In Pictures: Snoop Dogg kicks off 40th Glastonbury Festival
Gangsta rapper Snoop Dogg put Glastonbury Festival's hippie reputation behind it once and for all last night with an aggressive, foul-mouthed performance which delighted revellers on the opening day of the festival.
In 1970, when organiser Michael Eavis first opened his farm to festival-goers, it was all long hair and free love but since Jay-Z's headline slot two years ago the Glasto crowd has embraced hip hop.
And Snoop Dogg did not disappoint. The bad boy of West Coast American rap got the crowd's adrenaline pumping with a blistering set of hits including Who Am I (What's My Name?) and Drop It Like It's Hot.
Snoop, a former member of notorious LA gang The Crips, was one of the highlights of the opening day of the festival, which is celebrating its 40th anniversary.
The 38-year-old wore a white vest and large white shades and attracted one of the biggest crowds of the day. Some fans even climbed a 20ft wooden sculpture to get a better view.
Later in the evening, Cartoon rockers Gorillaz headlined the main stage after stepping in at the last minute to replace U2 whose frontman Bono had to undergo back surgery ruling the Irish band out.
Gorillaz — the brainchild of Blur's Damon Albarn — are a virtual band made up of characters 2D, Murdoc Niccals, Noodle and Russel Hobbs.
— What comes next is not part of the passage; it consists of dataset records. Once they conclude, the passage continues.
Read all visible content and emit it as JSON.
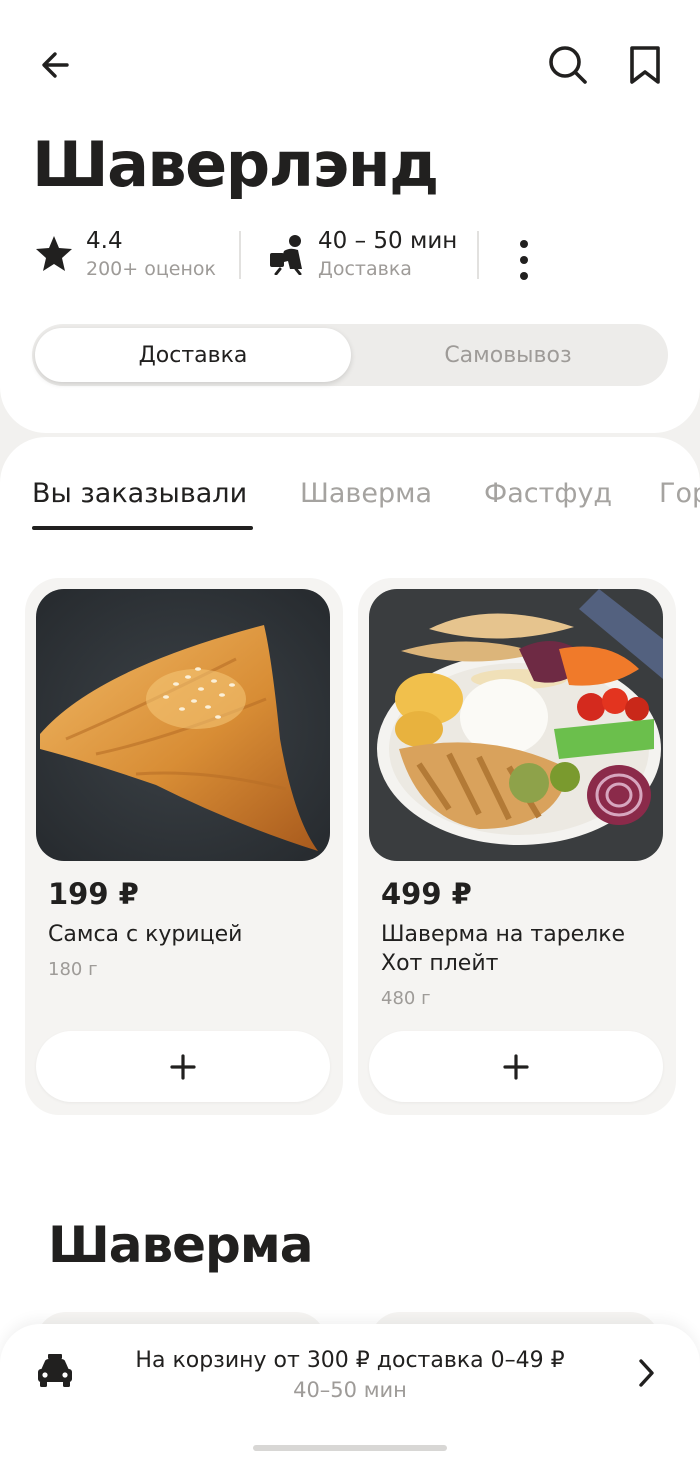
{
  "header": {
    "title": "Шаверлэнд",
    "back_icon": "arrow-left-icon",
    "search_icon": "search-icon",
    "bookmark_icon": "bookmark-icon"
  },
  "meta": {
    "rating": "4.4",
    "rating_sub": "200+ оценок",
    "delivery_time": "40 – 50 мин",
    "delivery_sub": "Доставка"
  },
  "mode_toggle": {
    "active": "Доставка",
    "inactive": "Самовывоз"
  },
  "tabs": [
    {
      "label": "Вы заказывали",
      "active": true
    },
    {
      "label": "Шаверма",
      "active": false
    },
    {
      "label": "Фастфуд",
      "active": false
    },
    {
      "label": "Гор",
      "active": false
    }
  ],
  "products": [
    {
      "price": "199 ₽",
      "name": "Самса с курицей",
      "weight": "180 г",
      "add_label": "+"
    },
    {
      "price": "499 ₽",
      "name": "Шаверма на тарелке Хот плейт",
      "weight": "480 г",
      "add_label": "+"
    }
  ],
  "section_title": "Шаверма",
  "bottom_bar": {
    "line1": "На корзину от 300 ₽ доставка 0–49 ₽",
    "line2": "40–50 мин"
  },
  "colors": {
    "text": "#21201f",
    "muted": "#9e9b98",
    "background": "#f2f1ef",
    "card": "#f5f4f2"
  }
}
Albarn was be joined on stage by special guests including music legend Lou Reed, Madchester pioneer Shaun Ryder and The Fall's famously grumpy frontman Mark E Smith.
It was also confirmed last night that Aussie pop star Kylie Minogue would finally be making an appearance at the festival after being forced to pull out five years ago when she was diagnosed with breast cancer.
Kylie said, during an interview with the BBC1 , that she will play with Scissor Sisters during their Pyramid Stage performance today.
This year's festival has seen something of a rarity with blazing sun and soaring temperatures.
And forecasters are predicting more of the same for the rest of the festival.
Earlier revellers at the Pyramid Stage were treated to the rather more sedate musings of country legend Willie Nelson who raced through a plethora of hits as the sun blazed down.
Thousands packed the front of the stage to sing along in what has proved to be one of Glastonbury's more unlikely success stories.